Executive Briefings

Innovations in High Tech: What’s Changing in the Chain

By its very nature, the high tech sector is frequently on the cutting edge of logistics and supply-chain trends. Now the industry is gearing up to face a fresh challenge: satisfying the coming surge in demand for products on a global scale.

The outlook for high tech looks bright. In the latest UPS Change in the (Supply) Chain survey, 74% of respondents said they believed exports will either grow faster or at the same rate over the next two years. But companies will have to embrace innovative strategies to capitalize on that trend.

The emphasis will be on flexibility. Global markets are constantly changing. Today, high tech companies are confronted with shrinking product lifecycles, a rising middle class and the growing risk of supply-chain disruptions, to name but a few recent developments.

One solution is to adopt a nuanced approach to sourcing production. Rather than debate the merits of offshoring versus near-shoring, leaders are stressing “right-shoring” – the practice of considering multiple factors such as company size, customer demand patterns and individual product specifications. There’s no “one-size-fits-all” solution to crafting modern-day supply chains.

At the same time, companies are aggressively expanding into emerging markets such as China, India, Mexico, Brazil and Russia. Success will hinge on their ability to address a complex web of ever-changing trade regulations, free-trade agreements and government initiatives.

Expect technology to play a major role in the high tech supply chain of the future. 3D printing, for example, promises to be a vital tool for designing new products and speeding up time to market. Innovators consider it key to meeting growing customer demands for individualized products and rapid order fulfillment.

All of these developments will take place against the backdrop of a heightened emphasis on supply-chain sustainability. High tech executives view it as a means of reducing cost and meeting customer demands. In many cases, customers themselves are driving their suppliers to pursue sustainability initiatives.

The many challenges confronting tomorrow’s high tech sector call for a high level of supply-chain expertise. In response, companies are turning to trusted partners, in the form of logistics service providers like UPS, that can help them to control costs, improve customer responsiveness, penetrate new markets and, most importantly, optimize their businesses for growth.

By its very nature, the high tech sector is frequently on the cutting edge of logistics and supply-chain trends. Now the industry is gearing up to face a fresh challenge: satisfying the coming surge in demand for products on a global scale.

The outlook for high tech looks bright. In the latest UPS Change in the (Supply) Chain survey, 74% of respondents said they believed exports will either grow faster or at the same rate over the next two years. But companies will have to embrace innovative strategies to capitalize on that trend.

The emphasis will be on flexibility. Global markets are constantly changing. Today, high tech companies are confronted with shrinking product lifecycles, a rising middle class and the growing risk of supply-chain disruptions, to name but a few recent developments.

One solution is to adopt a nuanced approach to sourcing production.

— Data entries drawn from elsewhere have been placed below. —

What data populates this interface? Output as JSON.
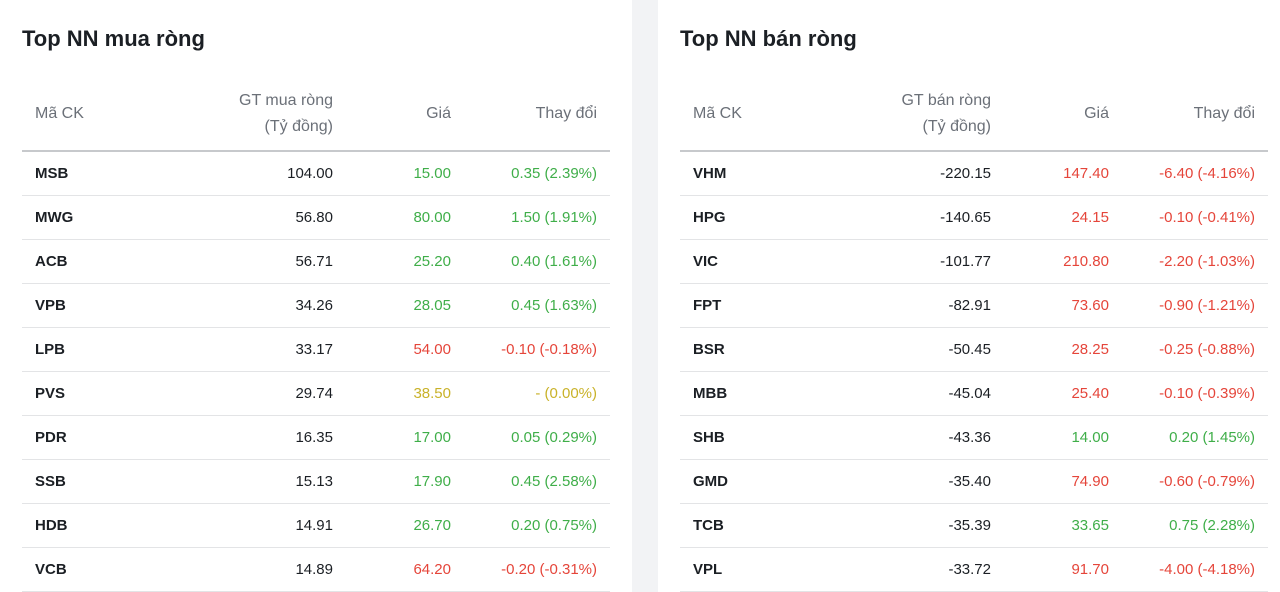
{
  "colors": {
    "up": "#3fae49",
    "down": "#e5453a",
    "reference": "#c9b229",
    "text": "#1b1f24",
    "header_text": "#6b7078"
  },
  "buy_panel": {
    "title": "Top NN mua ròng",
    "headers": {
      "symbol": "Mã CK",
      "value_line1": "GT mua ròng",
      "value_line2": "(Tỷ đồng)",
      "price": "Giá",
      "change": "Thay đổi"
    },
    "rows": [
      {
        "symbol": "MSB",
        "value": "104.00",
        "price": "15.00",
        "change": "0.35 (2.39%)",
        "trend": "up"
      },
      {
        "symbol": "MWG",
        "value": "56.80",
        "price": "80.00",
        "change": "1.50 (1.91%)",
        "trend": "up"
      },
      {
        "symbol": "ACB",
        "value": "56.71",
        "price": "25.20",
        "change": "0.40 (1.61%)",
        "trend": "up"
      },
      {
        "symbol": "VPB",
        "value": "34.26",
        "price": "28.05",
        "change": "0.45 (1.63%)",
        "trend": "up"
      },
      {
        "symbol": "LPB",
        "value": "33.17",
        "price": "54.00",
        "change": "-0.10 (-0.18%)",
        "trend": "down"
      },
      {
        "symbol": "PVS",
        "value": "29.74",
        "price": "38.50",
        "change": "- (0.00%)",
        "trend": "ref"
      },
      {
        "symbol": "PDR",
        "value": "16.35",
        "price": "17.00",
        "change": "0.05 (0.29%)",
        "trend": "up"
      },
      {
        "symbol": "SSB",
        "value": "15.13",
        "price": "17.90",
        "change": "0.45 (2.58%)",
        "trend": "up"
      },
      {
        "symbol": "HDB",
        "value": "14.91",
        "price": "26.70",
        "change": "0.20 (0.75%)",
        "trend": "up"
      },
      {
        "symbol": "VCB",
        "value": "14.89",
        "price": "64.20",
        "change": "-0.20 (-0.31%)",
        "trend": "down"
      }
    ]
  },
  "sell_panel": {
    "title": "Top NN bán ròng",
    "headers": {
      "symbol": "Mã CK",
      "value_line1": "GT bán ròng",
      "value_line2": "(Tỷ đồng)",
      "price": "Giá",
      "change": "Thay đổi"
    },
    "rows": [
      {
        "symbol": "VHM",
        "value": "-220.15",
        "price": "147.40",
        "change": "-6.40 (-4.16%)",
        "trend": "down"
      },
      {
        "symbol": "HPG",
        "value": "-140.65",
        "price": "24.15",
        "change": "-0.10 (-0.41%)",
        "trend": "down"
      },
      {
        "symbol": "VIC",
        "value": "-101.77",
        "price": "210.80",
        "change": "-2.20 (-1.03%)",
        "trend": "down"
      },
      {
        "symbol": "FPT",
        "value": "-82.91",
        "price": "73.60",
        "change": "-0.90 (-1.21%)",
        "trend": "down"
      },
      {
        "symbol": "BSR",
        "value": "-50.45",
        "price": "28.25",
        "change": "-0.25 (-0.88%)",
        "trend": "down"
      },
      {
        "symbol": "MBB",
        "value": "-45.04",
        "price": "25.40",
        "change": "-0.10 (-0.39%)",
        "trend": "down"
      },
      {
        "symbol": "SHB",
        "value": "-43.36",
        "price": "14.00",
        "change": "0.20 (1.45%)",
        "trend": "up"
      },
      {
        "symbol": "GMD",
        "value": "-35.40",
        "price": "74.90",
        "change": "-0.60 (-0.79%)",
        "trend": "down"
      },
      {
        "symbol": "TCB",
        "value": "-35.39",
        "price": "33.65",
        "change": "0.75 (2.28%)",
        "trend": "up"
      },
      {
        "symbol": "VPL",
        "value": "-33.72",
        "price": "91.70",
        "change": "-4.00 (-4.18%)",
        "trend": "down"
      }
    ]
  }
}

Rather than debate the merits of offshoring versus near-shoring, leaders are stressing “right-shoring” – the practice of considering multiple factors such as company size, customer demand patterns and individual product specifications. There’s no “one-size-fits-all” solution to crafting modern-day supply chains.

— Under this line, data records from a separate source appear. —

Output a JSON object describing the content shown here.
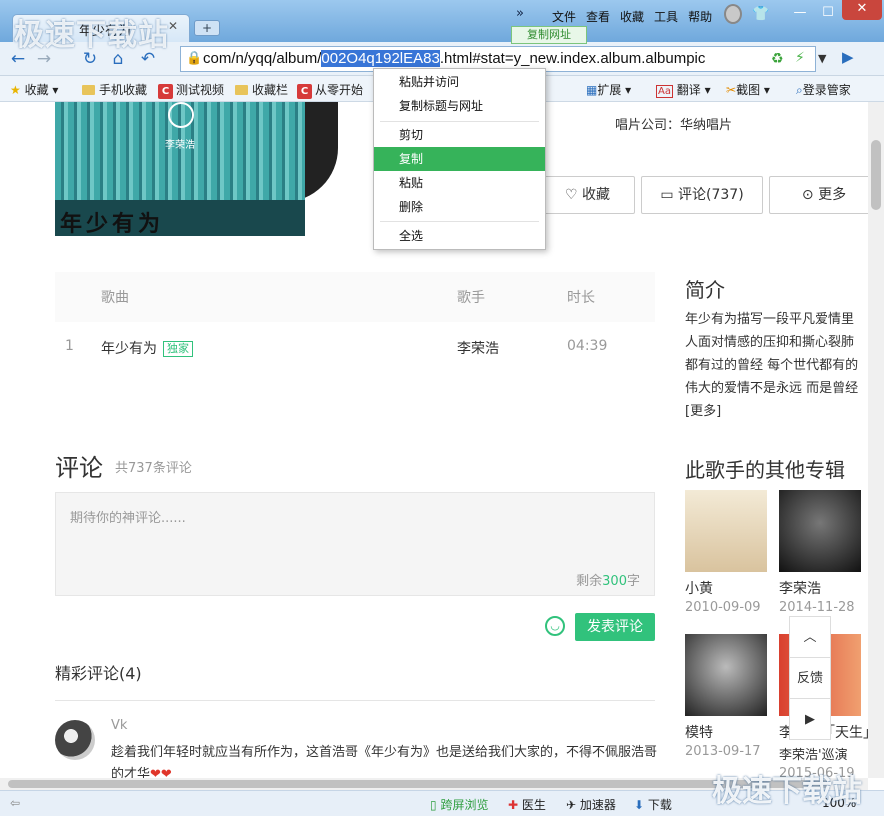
{
  "window": {
    "tab_title": "年少有为",
    "menus": [
      "文件",
      "查看",
      "收藏",
      "工具",
      "帮助"
    ],
    "more_icon": "»"
  },
  "toolbar": {
    "url_prefix": "com/n/yqq/album/",
    "url_selected": "002O4q192lEA83",
    "url_suffix": ".html#stat=y_new.index.album.albumpic",
    "copy_url_label": "复制网址"
  },
  "bookmarks": {
    "favorites": "收藏",
    "items": [
      "手机收藏",
      "测试视频",
      "收藏栏",
      "从零开始"
    ],
    "extend": "扩展",
    "translate": "翻译",
    "screenshot": "截图",
    "login": "登录管家"
  },
  "context_menu": {
    "items": [
      "粘贴并访问",
      "复制标题与网址",
      "剪切",
      "复制",
      "粘贴",
      "删除",
      "全选"
    ],
    "highlighted": "复制"
  },
  "album": {
    "cover_caption": "李荣浩",
    "cover_title": "年少有为",
    "company": "唱片公司：华纳唱片",
    "collect_label": "收藏",
    "comment_label": "评论(737)",
    "more_label": "更多"
  },
  "songs": {
    "headers": [
      "歌曲",
      "歌手",
      "时长"
    ],
    "rows": [
      {
        "index": "1",
        "title": "年少有为",
        "tag": "独家",
        "artist": "李荣浩",
        "duration": "04:39"
      }
    ]
  },
  "intro": {
    "title": "简介",
    "text": "年少有为描写一段平凡爱情里\n人面对情感的压抑和撕心裂肺\n都有过的曾经 每个世代都有的\n伟大的爱情不是永远 而是曾经\n[更多]"
  },
  "comments": {
    "title": "评论",
    "count": "共737条评论",
    "placeholder": "期待你的神评论......",
    "remain_prefix": "剩余",
    "remain_num": "300",
    "remain_suffix": "字",
    "post_label": "发表评论",
    "featured": "精彩评论(4)",
    "user": "Vk",
    "text": "趁着我们年轻时就应当有所作为，这首浩哥《年少有为》也是送给我们大家的，不得不佩服浩哥的才华"
  },
  "other_albums": {
    "title": "此歌手的其他专辑",
    "items": [
      {
        "name": "小黄",
        "date": "2010-09-09"
      },
      {
        "name": "李荣浩",
        "date": "2014-11-28"
      },
      {
        "name": "模特",
        "date": "2013-09-17"
      },
      {
        "name": "李荣浩「天生」",
        "date": "李荣浩'巡演"
      }
    ],
    "bottom_date": "2015-06-19"
  },
  "float_bar": {
    "feedback": "反馈"
  },
  "statusbar": {
    "items": [
      "跨屏浏览",
      "医生",
      "加速器",
      "下载"
    ],
    "zoom": "100%"
  },
  "watermark": "极速下载站",
  "colors": {
    "accent": "#31c27c",
    "menu_highlight": "#36b35a",
    "selection": "#3875d7"
  }
}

At the same time, companies are aggressively expanding into emerging markets such as China, India, Mexico, Brazil and Russia. Success will hinge on their ability to address a complex web of ever-changing trade regulations, free-trade agreements and government initiatives.

Expect technology to play a major role in the high tech supply chain of the future. 3D printing, for example, promises to be a vital tool for designing new products and speeding up time to market. Innovators consider it key to meeting growing customer demands for individualized products and rapid order fulfillment.

All of these developments will take place against the backdrop of a heightened emphasis on supply-chain sustainability. High tech executives view it as a means of reducing cost and meeting customer demands. In many cases, customers themselves are driving their suppliers to pursue sustainability initiatives.

The many challenges confronting tomorrow’s high tech sector call for a high level of supply-chain expertise. In response, companies are turning to trusted partners, in the form of logistics service providers like UPS, that can help them to control costs, improve customer responsiveness, penetrate new markets and, most importantly, optimize their businesses for growth.

Learn more about high tech strategies for meeting global demand by downloading the Change in the (Supply) Chain Survey.